At the beginning of the 2018-19 school year, Pillager saw a student body of 1,160. Of those students, 493 were open-enrolled. The district also had 213 students who lived within the district but chose to open-enroll elsewhere. Closing open enrollment, therefore, would result in fewer students in the district overall and less revenue. And while those 213 students do not directly generate revenue for the district right now, those residents still contribute to the district’s tax base.
However, the district recently approved a policy to cap open enrollment at 105 students per grade, enabling the district to operate within a recommended class section size and facility guidelines for the 2011 high school addition.
The Pillager School District receives about $10,300 per student in state revenue each year, while the average Minnesota school district receives roughly $12,300 per student. That discrepancy is explained by excess operating levy referendums many districts have in place. Each school district in the state can levy $724 per student each year of non-voter-approved local optional revenue. Districts can also earn an extra $100 per student of voter-approved funds through an excess operating levy referendum. The average district with an excess operating levy in place receives $1,370 per student, which would garner an extra $750,000 of revenue per year for Pillager if it were at the state average.
About 70 percent of Minnesota school districts approve such a levy each year. Pillager, however, does not, as only year-round residents pay for those funds, but about 50 percent of the property in the Pillager School District is owned by seasonal residents. The likelihood, then, of Pillager voters approving an excess operating referendum is low, as they would have to pay much more per taxpayer than districts completely made up of full-time residents.

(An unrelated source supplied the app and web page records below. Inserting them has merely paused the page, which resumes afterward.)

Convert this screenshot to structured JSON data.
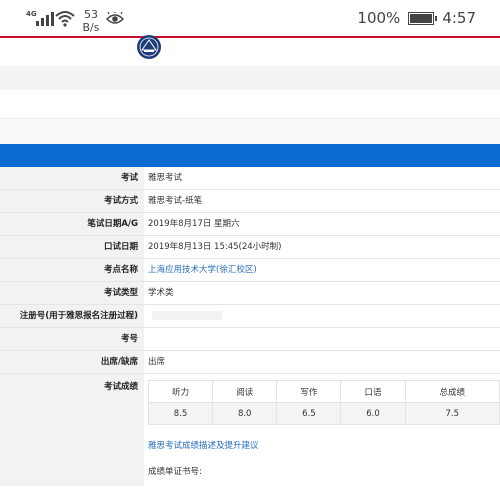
{
  "status_bar": {
    "network": "4G",
    "speed_value": "53",
    "speed_unit": "B/s",
    "battery": "100%",
    "time": "4:57"
  },
  "colors": {
    "accent_blue": "#0b6ad2",
    "top_red": "#c8102e",
    "link": "#2a6ebd"
  },
  "details": {
    "exam_label": "考试",
    "exam_value": "雅思考试",
    "method_label": "考试方式",
    "method_value": "雅思考试-纸笔",
    "written_date_label": "笔试日期A/G",
    "written_date_value": "2019年8月17日 星期六",
    "oral_date_label": "口试日期",
    "oral_date_value": "2019年8月13日 15:45(24小时制)",
    "venue_label": "考点名称",
    "venue_value": "上海应用技术大学(徐汇校区)",
    "type_label": "考试类型",
    "type_value": "学术类",
    "reg_label": "注册号(用于雅思报名注册过程)",
    "candidate_label": "考号",
    "attendance_label": "出席/缺席",
    "attendance_value": "出席",
    "scores_label": "考试成绩"
  },
  "scores": {
    "headers": [
      "听力",
      "阅读",
      "写作",
      "口语",
      "总成绩"
    ],
    "values": [
      "8.5",
      "8.0",
      "6.5",
      "6.0",
      "7.5"
    ]
  },
  "links": {
    "advice": "雅思考试成绩描述及提升建议"
  },
  "report": {
    "label": "成绩单证书号:"
  }
}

“Excess operating referendums have created an unequitable system in our state based off your net tax capacity and your ZIP code,” Malmberg said, noting Pillager would have a difficult time passing an excess operating levy. “It would cost too much money.”
That’s where open enrollment comes in. Pillager is still able to levy $724 per open-enrolled student. And every dollar the school board levies on residents’ school district taxes garners $7.18 from the state in additional revenue for students.
Right now, the district is working to get approval for the referendum from the Minnesota Department of Education. Malmberg does not expect that to be an issue after the MDE approved the 2017 referendum. After obtaining approval, the district will send more information out to voters and schedule public meetings.
Malmberg wants to ensure voters district officials have done their homework and worked diligently to develop a much-needed referendum plan. But he wants voters to do their homework as well.
“I want people to really make sure that they ask questions and get the facts,” he said. “I value everybody’s vote, whether it’s a yes or a no. I just ask people to make sure you know what you’re voting on and for because some people may not understand that their taxes are going to go up one way or another. … Either way you’re going to be voting for a tax increase, so make sure you know that you’re voting for the right increase.”